• **Materials provided**
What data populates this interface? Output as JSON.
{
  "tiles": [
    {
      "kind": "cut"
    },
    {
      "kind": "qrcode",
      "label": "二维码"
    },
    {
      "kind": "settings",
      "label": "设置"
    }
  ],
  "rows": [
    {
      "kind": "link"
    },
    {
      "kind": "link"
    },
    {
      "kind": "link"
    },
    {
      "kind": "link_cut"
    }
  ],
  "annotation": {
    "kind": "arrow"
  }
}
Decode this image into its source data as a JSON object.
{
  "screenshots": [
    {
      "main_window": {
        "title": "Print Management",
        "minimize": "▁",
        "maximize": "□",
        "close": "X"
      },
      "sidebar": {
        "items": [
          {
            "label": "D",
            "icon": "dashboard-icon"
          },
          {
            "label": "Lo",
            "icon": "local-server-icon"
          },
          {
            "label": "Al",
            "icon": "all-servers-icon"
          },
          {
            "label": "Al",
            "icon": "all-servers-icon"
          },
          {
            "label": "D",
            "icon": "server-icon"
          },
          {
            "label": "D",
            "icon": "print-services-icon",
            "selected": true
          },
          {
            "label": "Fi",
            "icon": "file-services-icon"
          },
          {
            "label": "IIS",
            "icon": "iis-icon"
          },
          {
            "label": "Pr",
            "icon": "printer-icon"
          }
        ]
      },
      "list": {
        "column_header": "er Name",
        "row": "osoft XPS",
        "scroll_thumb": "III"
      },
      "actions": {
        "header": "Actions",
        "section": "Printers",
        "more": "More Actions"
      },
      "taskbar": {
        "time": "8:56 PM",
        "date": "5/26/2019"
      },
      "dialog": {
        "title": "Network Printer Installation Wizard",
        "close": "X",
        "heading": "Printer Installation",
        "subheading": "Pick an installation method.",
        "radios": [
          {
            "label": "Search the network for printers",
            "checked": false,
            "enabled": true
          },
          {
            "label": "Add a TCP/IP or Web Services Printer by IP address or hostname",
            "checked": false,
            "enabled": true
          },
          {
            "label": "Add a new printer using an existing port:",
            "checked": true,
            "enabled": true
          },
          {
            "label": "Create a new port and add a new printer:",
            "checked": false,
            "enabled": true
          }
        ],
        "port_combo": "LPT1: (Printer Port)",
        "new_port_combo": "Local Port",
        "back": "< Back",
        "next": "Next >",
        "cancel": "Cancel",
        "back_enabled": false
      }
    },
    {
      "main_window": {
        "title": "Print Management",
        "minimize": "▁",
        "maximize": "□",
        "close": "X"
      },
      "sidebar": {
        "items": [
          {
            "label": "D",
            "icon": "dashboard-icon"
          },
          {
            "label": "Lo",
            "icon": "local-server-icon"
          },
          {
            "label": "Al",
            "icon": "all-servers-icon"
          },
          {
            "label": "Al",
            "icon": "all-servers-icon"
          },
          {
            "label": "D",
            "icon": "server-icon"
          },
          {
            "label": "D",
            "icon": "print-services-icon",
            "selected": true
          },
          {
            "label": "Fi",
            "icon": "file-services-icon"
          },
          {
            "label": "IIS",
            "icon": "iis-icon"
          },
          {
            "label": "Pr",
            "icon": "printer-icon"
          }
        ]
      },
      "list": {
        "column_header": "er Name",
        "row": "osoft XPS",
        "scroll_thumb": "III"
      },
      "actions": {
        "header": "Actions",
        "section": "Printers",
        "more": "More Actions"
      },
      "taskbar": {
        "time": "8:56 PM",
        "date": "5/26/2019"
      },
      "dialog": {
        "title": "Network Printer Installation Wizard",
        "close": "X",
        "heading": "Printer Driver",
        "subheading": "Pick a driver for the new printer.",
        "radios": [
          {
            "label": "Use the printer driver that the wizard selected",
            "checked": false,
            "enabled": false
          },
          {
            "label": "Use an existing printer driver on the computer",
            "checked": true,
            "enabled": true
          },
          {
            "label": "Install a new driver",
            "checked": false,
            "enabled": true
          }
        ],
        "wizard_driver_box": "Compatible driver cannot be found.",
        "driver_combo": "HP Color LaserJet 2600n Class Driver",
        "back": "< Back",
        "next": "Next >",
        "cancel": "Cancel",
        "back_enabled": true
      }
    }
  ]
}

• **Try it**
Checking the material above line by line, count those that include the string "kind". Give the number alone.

• **Written response**
8